Next Stop: Beer In Space
I don’t like beer. I don’t like it at all, but I do appreciate that thousands of pissed off Americans can congregate in the same general area without fighting, bickering, or causing any type of physical harm with the help of a beverage. In fact, hundreds of thousands of people meet every weekend to — you guessed it — get drunk.
The beer brewing industry is all the merrier at this point in time, so it’s no surprise to me that 11-year-old Michal Bodzianowski conceived a spectacular experiment for his sixth grade science project. Bodzianowski theorizes that it might be possible to ferment yeast and create healing alcohol for astronauts in space. In the pursuit of a good grade, Michael may have stumbled on a new and compelling scientific discovery.
“It was a punishment for crimes, that you couldn’t drink beer,” he said, speaking of the Middle Ages. “Most people didn’t survive (that) because the water was contaminated.”
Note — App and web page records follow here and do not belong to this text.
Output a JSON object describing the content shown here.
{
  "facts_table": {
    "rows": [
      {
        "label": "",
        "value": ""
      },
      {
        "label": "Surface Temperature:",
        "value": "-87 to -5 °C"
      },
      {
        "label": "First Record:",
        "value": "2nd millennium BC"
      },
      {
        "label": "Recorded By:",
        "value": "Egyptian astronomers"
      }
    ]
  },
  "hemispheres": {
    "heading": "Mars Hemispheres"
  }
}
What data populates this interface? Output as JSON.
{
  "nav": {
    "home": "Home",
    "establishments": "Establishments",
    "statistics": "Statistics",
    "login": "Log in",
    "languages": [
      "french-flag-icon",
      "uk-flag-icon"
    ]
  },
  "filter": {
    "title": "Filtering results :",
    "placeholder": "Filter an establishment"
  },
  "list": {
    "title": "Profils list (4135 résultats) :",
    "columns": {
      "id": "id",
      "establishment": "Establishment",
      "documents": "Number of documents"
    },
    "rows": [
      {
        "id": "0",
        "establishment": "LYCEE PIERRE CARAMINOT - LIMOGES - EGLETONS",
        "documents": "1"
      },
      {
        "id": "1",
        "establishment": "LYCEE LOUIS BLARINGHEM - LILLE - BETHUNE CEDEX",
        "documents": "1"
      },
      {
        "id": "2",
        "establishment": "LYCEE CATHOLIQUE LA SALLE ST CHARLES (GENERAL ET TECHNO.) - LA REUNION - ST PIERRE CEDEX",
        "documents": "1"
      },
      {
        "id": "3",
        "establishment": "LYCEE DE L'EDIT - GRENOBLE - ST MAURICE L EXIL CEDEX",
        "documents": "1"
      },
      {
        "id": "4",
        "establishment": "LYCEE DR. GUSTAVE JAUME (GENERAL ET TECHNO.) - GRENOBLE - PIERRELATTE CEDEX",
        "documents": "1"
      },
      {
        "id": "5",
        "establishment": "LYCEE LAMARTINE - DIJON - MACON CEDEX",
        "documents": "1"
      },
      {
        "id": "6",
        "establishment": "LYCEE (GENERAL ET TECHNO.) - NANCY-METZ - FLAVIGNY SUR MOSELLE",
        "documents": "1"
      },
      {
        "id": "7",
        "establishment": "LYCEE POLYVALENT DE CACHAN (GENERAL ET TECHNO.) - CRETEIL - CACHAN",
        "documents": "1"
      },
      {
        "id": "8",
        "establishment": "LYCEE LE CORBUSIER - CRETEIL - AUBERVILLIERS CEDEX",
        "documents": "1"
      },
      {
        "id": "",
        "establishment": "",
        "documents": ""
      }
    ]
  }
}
By allowing the yeast to ferment in various forms of terrain and weather, brewers were able to stay hydrated and refreshed because of how tainted water was. In that regard, beer was thought of as a healing agent for older civilizations.
Bodzianowski believes that the discovery is most important to astronauts in space who run the risk of dehydration or a fatal accident. If they had it, in-orbit space stations would be better outfitted for damage control, which could open up many doors on how to maintain space security at all times. But apart from Bodzianowski’s lamentations on space travel, I myself am intrigued to see what this discovery could do for starved populations of people with no clean drinking water in other parts of the world where they need it.
Having no source of drinking water to maintain hydration, astronauts can look to the low water levels in beer for hydration, which would also cause this beer to resemble the low alcohol leveled beers of the Middle Ages.
To conduct this experiment, Bodzianowski will send a vial with six-inch tubes and compartments to store the ingredients for beer. Hopefully when astronauts finally ferment the ingredients later this year in December, we’ll have another great discovery on our list thanks to some much needed love and support from the kids.
Bodzianowski submitted his findings in a contest called the Spaceflights Experiment Program (SSEP), but will not be brewing the beer himself, as he is far too young.
Good job boys and girls!
Image Credit: Pat J M / Shutterstock